At the recent Digital Book World conference, one of the finest moments was the sight of New York’ s top book publishing executives clustered around TV screens and netbooks watching Steve Jobs demonstrate the wonders of the iPad. For months, publishers had clung to every nuance, every rumor about the mysterious Apple tablet, so there was a certain poetic justice in Job’s decision to announce the launch in the middle of the first-ever conference devoted to the radically changing way readers consume books.
Until the iPad stole the show, conference organizers did an excellent job of bringing together senior management, product developers, strategists, editors, agents, marketers, and what they called “digital change professionals” for two days of lectures and panel discussions about how e-books will revolutionize publishing.
Students from NYU’s Master of Science in Publishing program were given a unique opportunity to attend this major event as goodwill ambassadors and volunteers, welcoming guests, passing out materials and helping with Q&A sessions. They were invited to attend discussions about new publishing business models, the upcoming Google Editions (the company’s new online bookstore), piracy, e-Book pricing, empowering authors to market themselves, and much more. As Mike Shatzkin, Founder and CEO of the Idea Logical Company and the program’s chair, noted about the complex issues facing the e-Book industry: “There’s a lot we don’t know: where we are going and where we are. The time-honored ways of trade book publishing are becoming rapidly obsolete.”
During the two-day conference, presenters worked hard to show how e-Books and e-Readers will transform the industry. Keynote speaker Shiv Singh, VP and Global Social Media Lead at Razorfish and author of the book “Social Media Marketing for Dummies,” urged the audience to market more to online communities than to individual customers. Seek out book clubs and social networking groups, he told the crowd of 600, and test book titles the way the Huffington Post evaluates story headlines: the most clicks win. Another major topic of conversation was “optimized” e-books, with companies like Zinio, ScrollMotion and Vook demonstrating nifty ways to embed video and other multimedia.

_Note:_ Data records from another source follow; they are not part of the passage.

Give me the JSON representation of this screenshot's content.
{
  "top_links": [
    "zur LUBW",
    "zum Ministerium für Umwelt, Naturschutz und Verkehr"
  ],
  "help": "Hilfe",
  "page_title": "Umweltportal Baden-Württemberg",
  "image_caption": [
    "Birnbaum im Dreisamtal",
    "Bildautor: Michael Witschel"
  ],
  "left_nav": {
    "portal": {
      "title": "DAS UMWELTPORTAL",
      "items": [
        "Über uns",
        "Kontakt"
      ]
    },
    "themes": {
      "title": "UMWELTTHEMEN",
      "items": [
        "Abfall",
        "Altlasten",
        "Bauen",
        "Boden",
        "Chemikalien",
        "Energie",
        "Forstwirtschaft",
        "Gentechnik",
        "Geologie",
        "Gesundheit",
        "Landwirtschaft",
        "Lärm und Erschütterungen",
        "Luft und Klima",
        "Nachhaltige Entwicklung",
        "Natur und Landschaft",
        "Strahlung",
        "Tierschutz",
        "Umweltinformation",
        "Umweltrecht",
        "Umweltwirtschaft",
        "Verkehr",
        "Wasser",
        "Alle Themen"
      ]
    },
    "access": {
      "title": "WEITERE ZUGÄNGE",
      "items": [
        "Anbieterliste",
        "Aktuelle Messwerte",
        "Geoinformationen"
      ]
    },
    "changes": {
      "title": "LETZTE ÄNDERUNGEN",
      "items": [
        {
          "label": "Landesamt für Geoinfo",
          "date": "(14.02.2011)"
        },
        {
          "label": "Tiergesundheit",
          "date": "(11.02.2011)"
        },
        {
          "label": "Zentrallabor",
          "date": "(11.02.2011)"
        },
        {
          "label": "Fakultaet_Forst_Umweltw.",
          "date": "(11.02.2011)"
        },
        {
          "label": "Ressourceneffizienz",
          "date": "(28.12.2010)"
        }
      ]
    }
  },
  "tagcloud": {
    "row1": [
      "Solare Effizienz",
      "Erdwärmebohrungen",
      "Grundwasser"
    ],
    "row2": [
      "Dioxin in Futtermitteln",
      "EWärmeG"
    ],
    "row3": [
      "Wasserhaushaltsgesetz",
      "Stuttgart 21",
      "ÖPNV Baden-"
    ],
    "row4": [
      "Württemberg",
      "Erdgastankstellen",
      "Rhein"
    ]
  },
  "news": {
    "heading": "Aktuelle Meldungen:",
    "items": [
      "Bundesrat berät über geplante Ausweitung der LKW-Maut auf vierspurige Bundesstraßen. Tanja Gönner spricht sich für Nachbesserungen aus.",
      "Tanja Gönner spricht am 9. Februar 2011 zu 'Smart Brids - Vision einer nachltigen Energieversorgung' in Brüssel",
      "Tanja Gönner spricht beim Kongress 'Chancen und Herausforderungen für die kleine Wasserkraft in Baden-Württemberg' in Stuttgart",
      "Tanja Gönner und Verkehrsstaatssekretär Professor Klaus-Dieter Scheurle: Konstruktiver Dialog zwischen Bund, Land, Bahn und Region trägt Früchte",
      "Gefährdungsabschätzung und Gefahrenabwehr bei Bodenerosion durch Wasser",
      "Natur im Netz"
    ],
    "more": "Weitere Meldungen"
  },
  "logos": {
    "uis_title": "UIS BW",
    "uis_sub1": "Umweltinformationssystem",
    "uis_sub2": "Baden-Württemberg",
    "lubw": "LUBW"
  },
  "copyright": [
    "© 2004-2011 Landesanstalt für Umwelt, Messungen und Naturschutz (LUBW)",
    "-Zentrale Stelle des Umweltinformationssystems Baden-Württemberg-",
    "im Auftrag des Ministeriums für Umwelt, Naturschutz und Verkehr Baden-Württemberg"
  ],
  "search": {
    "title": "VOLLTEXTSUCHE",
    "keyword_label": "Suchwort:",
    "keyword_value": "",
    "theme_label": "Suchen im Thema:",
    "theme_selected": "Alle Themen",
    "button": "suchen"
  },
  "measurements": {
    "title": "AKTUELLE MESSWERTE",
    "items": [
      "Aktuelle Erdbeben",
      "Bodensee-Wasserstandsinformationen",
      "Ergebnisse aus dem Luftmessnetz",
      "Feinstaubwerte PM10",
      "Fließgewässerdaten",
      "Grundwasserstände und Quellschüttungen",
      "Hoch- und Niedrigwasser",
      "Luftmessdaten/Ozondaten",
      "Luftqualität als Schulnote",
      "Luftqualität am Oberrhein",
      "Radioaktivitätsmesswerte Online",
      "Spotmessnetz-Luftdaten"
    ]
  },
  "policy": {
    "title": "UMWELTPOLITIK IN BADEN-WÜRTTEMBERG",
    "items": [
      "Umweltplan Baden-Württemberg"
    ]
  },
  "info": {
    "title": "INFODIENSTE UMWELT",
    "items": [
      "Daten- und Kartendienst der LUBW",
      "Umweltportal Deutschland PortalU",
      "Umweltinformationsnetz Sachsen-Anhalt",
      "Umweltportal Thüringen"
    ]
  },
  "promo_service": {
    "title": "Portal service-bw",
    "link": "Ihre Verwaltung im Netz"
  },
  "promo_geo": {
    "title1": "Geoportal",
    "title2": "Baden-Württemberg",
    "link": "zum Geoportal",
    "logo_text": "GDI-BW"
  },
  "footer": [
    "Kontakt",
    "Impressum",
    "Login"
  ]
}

The iPad aside, the hottest topic at the conference was piracy. Brian Napack, President of Macmillan Publishing, took a hard line on what he called “the cheery, happy topic of people stealing your stuff.” He pointed out that someone had put all of bestselling author Janet Evanovich’s books on a CD and sold that on eBay for $10.99. In researching pirated copies of another Macmillan author, Sherrilyn Kenyon, his company discovered that a clever app called Vuze is able to identify all sites selling her books for free. In fact, Macmillan was so outraged by these and other examples of piracy that in the last six months the company has issued 12,000 take down orders on 297 titles and has hired a dedicated anti-piracy staff to monitor the Web. “The success of the Kindle,” Napack said, “shows that people are willing to pay for digital content.” But not everyone agreed. Within minutes, Twitter was filled with protests about why people pirate: love of books and perceived high prices were some of the reasons. My favorite tweet: “All those males between 18-24 who are downloading illegal e-books? HOW COME U R NOT MARKETING 2 THEM???”
All in all, Digital Book World accomplished what it set out to do. It sparked debate and established e-Books and e-Readers as central enough to the public consciousness and publishing purse strings to warrant a conference. And it serendipitously put all the major e-Book players in one place at one pivotal time to collectively comment on the hot new gizmo that will (or won’t) be the silver (touch-screen) bullet the industry longs for.